Anything that contradicts their theories is not considered relevant.
The Mesomania approach would be laughable if only this ideology hadn’t become the “consensus” among LDS scholars and educators.
The second question is, what “relevant literature” have I read?
In my college classes, I tell students not to plagiarize because I’ve read the entire Internet and I will recognize anything they copy. It’s a joke, of course, but in the context of Book of Mormon geography, I’ve been reading, studying, listening and attending for decades.
I was raised with the Arnold Friberg paintings, the old CES materials about Ancient America that focused on Central and South America, etc. I still have my old Book of Mormon (pre-1981) that contains not just the photos of the real Cumorah in New York, but photos of artifacts and locations in Central and South America. We used to watch Ancient America Speaks, which you can see on youtube now in English and Spanish.
At BYU, I took a class from Ray Matheny, who appears in the film, as well as John Sorenson and others. Everyone I knew accepted the Mesoamerican theory, especially after the Ensign published Sorenson’s articles in 1984.

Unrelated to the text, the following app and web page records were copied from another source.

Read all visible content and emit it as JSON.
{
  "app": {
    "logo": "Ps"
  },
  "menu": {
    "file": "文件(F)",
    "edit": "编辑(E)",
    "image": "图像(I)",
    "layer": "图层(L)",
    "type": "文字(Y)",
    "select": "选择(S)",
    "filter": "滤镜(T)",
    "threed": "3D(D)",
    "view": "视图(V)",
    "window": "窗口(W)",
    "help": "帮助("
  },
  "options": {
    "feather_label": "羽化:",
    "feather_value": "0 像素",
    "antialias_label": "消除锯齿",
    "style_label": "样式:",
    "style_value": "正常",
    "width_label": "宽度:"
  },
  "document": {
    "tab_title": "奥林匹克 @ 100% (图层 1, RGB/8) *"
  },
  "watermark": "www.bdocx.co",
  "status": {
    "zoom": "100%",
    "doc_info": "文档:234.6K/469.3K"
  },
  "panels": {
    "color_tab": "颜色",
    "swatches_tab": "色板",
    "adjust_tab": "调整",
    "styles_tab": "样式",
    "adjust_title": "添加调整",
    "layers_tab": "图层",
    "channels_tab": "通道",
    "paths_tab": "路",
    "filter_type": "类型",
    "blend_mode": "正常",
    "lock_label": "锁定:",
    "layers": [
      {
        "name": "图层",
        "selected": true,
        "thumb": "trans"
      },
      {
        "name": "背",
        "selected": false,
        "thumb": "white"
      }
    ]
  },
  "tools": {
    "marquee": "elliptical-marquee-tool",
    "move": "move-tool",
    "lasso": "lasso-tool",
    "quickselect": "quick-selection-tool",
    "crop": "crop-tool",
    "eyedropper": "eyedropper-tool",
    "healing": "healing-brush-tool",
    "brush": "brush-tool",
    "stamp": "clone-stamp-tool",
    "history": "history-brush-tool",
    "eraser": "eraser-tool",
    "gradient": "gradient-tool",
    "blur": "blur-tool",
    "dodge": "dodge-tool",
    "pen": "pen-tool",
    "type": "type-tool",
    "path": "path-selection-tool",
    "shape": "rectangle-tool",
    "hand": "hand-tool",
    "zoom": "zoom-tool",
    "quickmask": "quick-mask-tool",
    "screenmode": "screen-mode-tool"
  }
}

Until FARMS was dissolved, I used to read all the FARMS newsletters and publications. I have most if not all of the issues of BYU Studies for the last couple of decades, and I subscribe to the digital version. I’ve read the Interpreter, Meridian Magazine, BMAF, FairMormon, Book of Mormon Central, and many of the related blogs. That’s how I came to realize it’s all a big citation cartel; i.e., the same people quoting one another (and themselves) over and over.
I’ve read all of Sorenson’s books and articles that I’m aware of. Same with the writings of other Mesomania supporters. Same with detractors, who have made some good points, such as the CES Letter and Earl Wunderli’s An Imperfect Book that focus on what I consider the false tradition of Mesomania (as do most critics, including former, non- and anti-Mormon authors).
Early on, I commented on specific articles, but people got offended. I’m not trying to offend anyone. I just want people to consider all the evidence, not just the evidence that Mesomania scholars and educators deem “relevant.” I made my points, so I haven’t done these reviews for a while.
Not that there is a lack of material.
I’ve signed a “comity” agreement which provided that I not name specific individuals, and I don’t want to implicate or offend anyone. (Sorenson didn’t sign it, and anyway it’s difficult to discuss the issue without mentioning him. And I acknowledged his positive influence in Moroni’s America.)
|A few of the books I used in writing The Lost City of Zarahemla|
Let’s just say that any book or article that promotes the Mesoamerican theory and has been cited by the citation cartel is probably in my library, physical or digital, but if not, I’ve read it on loan or online.
Let me repeat: If anyone can think of one they don’t think I’ve read, let me know. Maybe I have overlooked one, and if so, I’d like to know about it.
I have Mesoamerican books that I’ve annotated quite extensively but have never published my comments because we’re all trying to get along and I signed the comity agreement.
Besides, I don’t think beating a dead
horse tapir makes sense.
I’ll finish this post by recognizing the same logical fallacy that I addressed above; i.e., I don’t expect everyone who reads Letter VII to be convinced that Cumorah is in New York.
Plenty of people have read Letter VII and still think Joseph and Oliver were ignorant speculators who misled the Church.
If that’s your opinion, that’s fine with me.
But don’t assume you know everything just because you’ve been indoctrinated your entire life by Mesomania and then reached out to read a few passages from Letter VII, accompanied by all the anti-Letter VII material published by the citation cartel.
I think the vast majority of LDS people will accept Letter VII when they read it, especially when they read it in context. It’s even more persuasive when we study the relevant archaeology, anthropology, geology, geography, etc.
And as always, I welcome your input.
Source: Book of Mormon Wars